Est. Packaging Dimensions: Length: 8.5" Width: 5.5" Height: 0.51" Weight: 0.64 lbs.
Release Date Jun 1, 2006
Publisher Multnomah Books
ISBN 1590529057 ISBN13 9781590529058
Availability 0 units.
More About Steven J. Lawson
Steven J. Lawson is the senior pastor of Christ Fellowship Baptist Church in Mobile, Alabama. He is the author of more than a dozen books, including the Long Line of Godly Men series. He also serves as Professor of Preaching at The Master s Seminary and a Teaching Fellow at Ligonier Ministries and Visiting Professor in the Doctor of Ministry program at Ligonier Academy.
Steven J. Lawson currently resides in Mobile, in the state of Alabama. Steven J. Lawson was born in 1951.
Steven J. Lawson has published or released items in the following series...
Reviews - What do customers think about Made in Our Image: The Fallacy of the User-Friendly God?
Titled incorrectly.... Jan 7, 2007
Steve Lawson has become one of my favorite preachers in America, besides my own Jason Katen of course. Lawson's undeniable love for the truth is inspiring to say the least and convicting at most. I have enjoyed listening to his sermons online as we are separated by the entire continental United States, as he is in Alabama and, I, in the state of Washington.
In this book, which I really feel is mis-titled, Lawson draws on the characteristics and displays the greatness of our infinite God. The reason I say that it is mis-titled is because Lawson spends more time on describing who God actually is (the Biblical God) than who He isn't (the user-friendly god). Lawson spends very little time on the user friendly God and more on the true awe inspiring sovereign Creator. This doesn't mean that I didn't enjoy the book, but I felt that Dr. Lawson would spend more time "outing" this movement of those who make God our "buddy" instead of our Yahweh. The book spends time in showing us His wrath, sovereignty, love, holiness and much more, and then also takes a look at how we should respond. Because of the strong preaching Lawson brings I was hoping that he would call some of these "pastors" out or give better examples of these movements in the United States. But, he did not. I do believe that if any of these "pastors" or congregants of these churches picked this book up they would see their fallacies, and for that I commend Dr. Lawson. If you are looking for an exhaustive look on particular subjects on God, like fearing Him, or His holiness, this isn't the book for you. But, if you are looking for an expansive look at our true God in one volume, then this is a great book. I liked the reading and liked the many subjects he looks into about God. I also can notice the impact it would have giving it to someone who is caught up in the user-friendly movement, so for those reasons I would recommend it. The better title might have been, "The True God of the Bible."

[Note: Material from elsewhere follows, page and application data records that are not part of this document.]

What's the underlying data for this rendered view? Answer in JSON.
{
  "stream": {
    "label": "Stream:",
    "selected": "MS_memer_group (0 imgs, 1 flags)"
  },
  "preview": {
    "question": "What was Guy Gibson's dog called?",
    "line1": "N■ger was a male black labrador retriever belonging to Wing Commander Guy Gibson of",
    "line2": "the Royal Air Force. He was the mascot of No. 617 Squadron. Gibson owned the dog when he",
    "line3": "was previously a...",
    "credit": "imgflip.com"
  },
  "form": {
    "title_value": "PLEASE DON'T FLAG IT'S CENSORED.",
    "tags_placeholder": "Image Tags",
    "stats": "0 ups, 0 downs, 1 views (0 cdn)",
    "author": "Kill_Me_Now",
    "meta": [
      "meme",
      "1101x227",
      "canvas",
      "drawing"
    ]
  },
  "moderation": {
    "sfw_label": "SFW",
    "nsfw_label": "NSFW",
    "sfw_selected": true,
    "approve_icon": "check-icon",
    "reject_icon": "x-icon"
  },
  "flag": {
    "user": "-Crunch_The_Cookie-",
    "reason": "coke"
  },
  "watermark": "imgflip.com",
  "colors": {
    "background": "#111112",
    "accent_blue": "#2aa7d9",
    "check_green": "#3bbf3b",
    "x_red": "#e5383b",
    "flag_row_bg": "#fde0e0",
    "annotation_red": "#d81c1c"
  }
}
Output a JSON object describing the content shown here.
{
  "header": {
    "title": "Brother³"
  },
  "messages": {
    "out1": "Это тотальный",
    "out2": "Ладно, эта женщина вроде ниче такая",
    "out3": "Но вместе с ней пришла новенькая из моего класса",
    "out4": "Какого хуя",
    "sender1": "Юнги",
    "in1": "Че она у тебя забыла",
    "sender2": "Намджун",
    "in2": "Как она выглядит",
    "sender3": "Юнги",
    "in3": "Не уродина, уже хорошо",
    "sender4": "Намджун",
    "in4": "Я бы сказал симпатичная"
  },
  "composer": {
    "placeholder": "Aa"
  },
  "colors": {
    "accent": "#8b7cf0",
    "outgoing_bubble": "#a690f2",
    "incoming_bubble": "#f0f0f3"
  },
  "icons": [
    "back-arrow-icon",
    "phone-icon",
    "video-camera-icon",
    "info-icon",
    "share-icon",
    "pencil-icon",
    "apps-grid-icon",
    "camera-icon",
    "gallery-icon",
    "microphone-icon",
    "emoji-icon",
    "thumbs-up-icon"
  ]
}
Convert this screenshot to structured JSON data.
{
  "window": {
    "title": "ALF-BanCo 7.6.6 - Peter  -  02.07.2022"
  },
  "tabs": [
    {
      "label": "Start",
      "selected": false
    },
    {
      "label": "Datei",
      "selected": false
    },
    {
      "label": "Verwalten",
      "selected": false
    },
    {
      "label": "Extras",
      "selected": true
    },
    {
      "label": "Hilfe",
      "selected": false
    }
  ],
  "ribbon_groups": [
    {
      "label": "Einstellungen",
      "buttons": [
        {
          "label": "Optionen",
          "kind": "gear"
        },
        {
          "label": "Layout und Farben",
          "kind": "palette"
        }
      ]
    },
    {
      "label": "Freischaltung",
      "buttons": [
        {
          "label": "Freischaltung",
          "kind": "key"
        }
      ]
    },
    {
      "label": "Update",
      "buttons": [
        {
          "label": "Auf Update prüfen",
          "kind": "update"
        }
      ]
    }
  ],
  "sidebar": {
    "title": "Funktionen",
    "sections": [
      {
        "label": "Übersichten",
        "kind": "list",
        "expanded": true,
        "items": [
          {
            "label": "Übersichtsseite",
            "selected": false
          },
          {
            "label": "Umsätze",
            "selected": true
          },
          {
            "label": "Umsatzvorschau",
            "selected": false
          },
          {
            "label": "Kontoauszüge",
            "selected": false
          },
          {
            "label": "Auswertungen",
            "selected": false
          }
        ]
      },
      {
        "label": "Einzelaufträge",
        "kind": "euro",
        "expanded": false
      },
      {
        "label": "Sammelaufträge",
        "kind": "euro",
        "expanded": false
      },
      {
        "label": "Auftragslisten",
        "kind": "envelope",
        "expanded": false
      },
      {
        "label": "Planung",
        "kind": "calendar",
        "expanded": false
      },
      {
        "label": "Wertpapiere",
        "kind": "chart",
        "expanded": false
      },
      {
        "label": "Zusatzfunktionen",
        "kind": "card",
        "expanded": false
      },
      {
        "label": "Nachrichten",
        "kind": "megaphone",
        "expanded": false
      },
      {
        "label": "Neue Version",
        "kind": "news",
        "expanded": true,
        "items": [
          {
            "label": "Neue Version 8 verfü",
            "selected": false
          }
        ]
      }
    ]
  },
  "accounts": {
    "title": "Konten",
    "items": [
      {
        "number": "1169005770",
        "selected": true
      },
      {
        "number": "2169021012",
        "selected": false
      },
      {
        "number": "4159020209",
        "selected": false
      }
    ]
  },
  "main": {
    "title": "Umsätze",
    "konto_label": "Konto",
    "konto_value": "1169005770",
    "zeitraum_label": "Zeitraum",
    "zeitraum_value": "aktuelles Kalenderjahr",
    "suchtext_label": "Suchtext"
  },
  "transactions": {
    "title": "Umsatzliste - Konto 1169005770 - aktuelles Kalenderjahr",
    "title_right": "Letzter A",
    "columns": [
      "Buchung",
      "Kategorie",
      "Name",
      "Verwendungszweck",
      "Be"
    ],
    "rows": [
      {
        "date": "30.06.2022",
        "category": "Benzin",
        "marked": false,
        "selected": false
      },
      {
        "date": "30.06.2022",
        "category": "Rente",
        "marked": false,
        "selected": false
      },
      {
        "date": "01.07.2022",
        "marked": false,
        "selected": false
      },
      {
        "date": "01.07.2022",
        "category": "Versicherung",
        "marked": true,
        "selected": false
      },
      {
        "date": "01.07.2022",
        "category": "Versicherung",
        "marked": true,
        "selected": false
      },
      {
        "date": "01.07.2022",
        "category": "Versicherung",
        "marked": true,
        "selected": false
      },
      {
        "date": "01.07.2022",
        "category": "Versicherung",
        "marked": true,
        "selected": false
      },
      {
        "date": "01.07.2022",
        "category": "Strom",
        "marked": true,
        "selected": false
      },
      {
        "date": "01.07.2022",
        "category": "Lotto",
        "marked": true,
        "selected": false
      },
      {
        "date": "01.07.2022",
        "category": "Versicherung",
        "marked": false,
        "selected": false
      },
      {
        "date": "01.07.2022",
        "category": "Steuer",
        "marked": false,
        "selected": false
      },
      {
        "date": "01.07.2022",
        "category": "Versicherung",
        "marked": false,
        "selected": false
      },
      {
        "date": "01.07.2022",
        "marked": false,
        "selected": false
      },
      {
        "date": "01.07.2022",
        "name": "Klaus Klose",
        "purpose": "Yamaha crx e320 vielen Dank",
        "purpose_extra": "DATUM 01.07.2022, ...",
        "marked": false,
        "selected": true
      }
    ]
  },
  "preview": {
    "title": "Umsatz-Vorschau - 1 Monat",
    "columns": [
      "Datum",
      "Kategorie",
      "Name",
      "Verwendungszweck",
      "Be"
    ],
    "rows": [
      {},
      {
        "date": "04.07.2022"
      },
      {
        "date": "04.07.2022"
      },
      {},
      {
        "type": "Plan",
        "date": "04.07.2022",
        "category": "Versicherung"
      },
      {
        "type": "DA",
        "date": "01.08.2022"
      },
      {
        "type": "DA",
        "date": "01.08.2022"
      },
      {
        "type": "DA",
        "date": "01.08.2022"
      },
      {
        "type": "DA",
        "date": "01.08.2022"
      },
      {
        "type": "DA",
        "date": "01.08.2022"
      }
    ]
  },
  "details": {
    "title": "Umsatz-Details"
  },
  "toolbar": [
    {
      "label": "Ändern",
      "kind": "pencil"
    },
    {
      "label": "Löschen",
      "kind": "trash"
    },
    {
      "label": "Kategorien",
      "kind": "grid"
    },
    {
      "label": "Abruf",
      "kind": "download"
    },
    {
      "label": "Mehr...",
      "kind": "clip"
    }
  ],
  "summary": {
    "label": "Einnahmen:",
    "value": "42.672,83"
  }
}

Important topic, but would have benefitted from more detail Aug 20, 2002
Steven J. Lawson describes a problem common in the modern church of perceiving God not as He is, but as we would like Him to be. The book's biggest weakness is the lack of specifics. Lawson fails to give many specific examples of a "user-friendly" God, but sticks to generalities. He offers a solution to the problem: focusing on the God of the Bible. Again, his solution would have benefitted from some practical examples. Overall, it's an important issue, but I felt that it should have been probed more in-depth.